GS: This unit, like all Kush offerings, is built like a tank, and all its controls feel nice. Speaking of controls, the Clariphonic MS has detented pots, and a single switch that triggers a hard relay bypass of the whole unit. Both of these features were requests from owners of the original Clariphonic, and both make the control set more practical. Regarding the lack of kHz and dBs on the faceplate and in the manual — I am a gentleman that really does not like to read manuals, so I found Gregory’s qualitative vs. quantitative nomenclature very useful for knowing what each band equated to, in terms of expected behavior. It actually made “getting there” a little less trial and error.
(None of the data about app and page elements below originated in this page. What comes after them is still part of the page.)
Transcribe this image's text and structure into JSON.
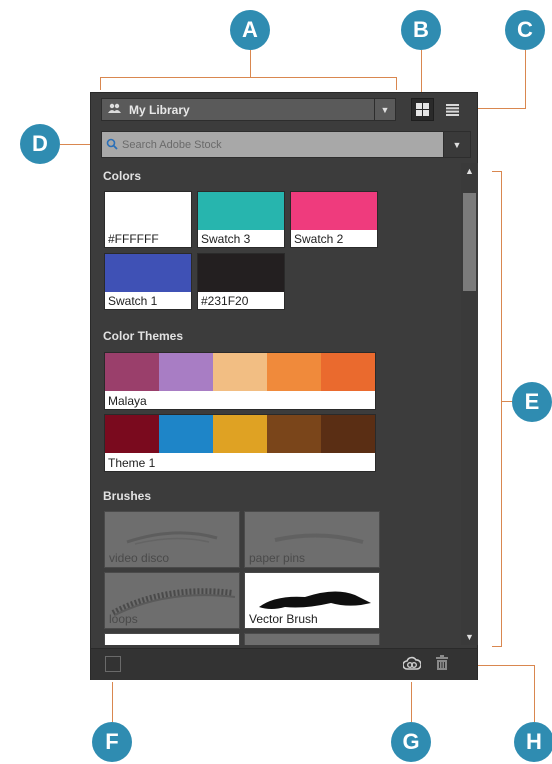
{
  "callouts": {
    "a": "A",
    "b": "B",
    "c": "C",
    "d": "D",
    "e": "E",
    "f": "F",
    "g": "G",
    "h": "H"
  },
  "header": {
    "library_label": "My Library",
    "library_icon": "people-icon",
    "grid_view_icon": "grid-view-icon",
    "list_view_icon": "list-view-icon"
  },
  "search": {
    "placeholder": "Search Adobe Stock",
    "value": ""
  },
  "sections": {
    "colors": {
      "title": "Colors",
      "items": [
        {
          "label": "#FFFFFF",
          "color": "#FFFFFF"
        },
        {
          "label": "Swatch 3",
          "color": "#27B5AE"
        },
        {
          "label": "Swatch 2",
          "color": "#EF3B7D"
        },
        {
          "label": "Swatch 1",
          "color": "#3F51B5"
        },
        {
          "label": "#231F20",
          "color": "#231F20"
        }
      ]
    },
    "color_themes": {
      "title": "Color Themes",
      "items": [
        {
          "label": "Malaya",
          "colors": [
            "#9A3F6B",
            "#A87DC4",
            "#F2BE83",
            "#F08A3B",
            "#EA6A2E"
          ]
        },
        {
          "label": "Theme 1",
          "colors": [
            "#7A0A1E",
            "#1E85C8",
            "#DFA223",
            "#7A451A",
            "#5A2E14"
          ]
        }
      ]
    },
    "brushes": {
      "title": "Brushes",
      "items": [
        {
          "label": "video disco"
        },
        {
          "label": "paper pins"
        },
        {
          "label": "loops"
        },
        {
          "label": "Vector Brush"
        }
      ]
    }
  },
  "colors": {
    "callout": "#2F8CB1",
    "callout_line": "#D9874F",
    "panel_bg": "#3C3C3C"
  },
  "icons": {
    "search": "search-icon",
    "dropdown": "chevron-down-icon",
    "scroll_up": "triangle-up-icon",
    "scroll_down": "triangle-down-icon",
    "creative_cloud": "creative-cloud-icon",
    "trash": "trash-icon"
  }
}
The Kush Clariphonic MS is easy to use, but this is not to say it is anything but a powerful machine. Quite the contrary, in fact. This box may be too powerful, so use it gently to great effect. If you need to lift the fog off the murkiest of recordings, the power is all there, but otherwise, just a light dusting will take your mix to a new level of polish. Don’t be intimidated! Turn the knobs, use your ears, and let the Clariphonic MS make you look like an audio wizard.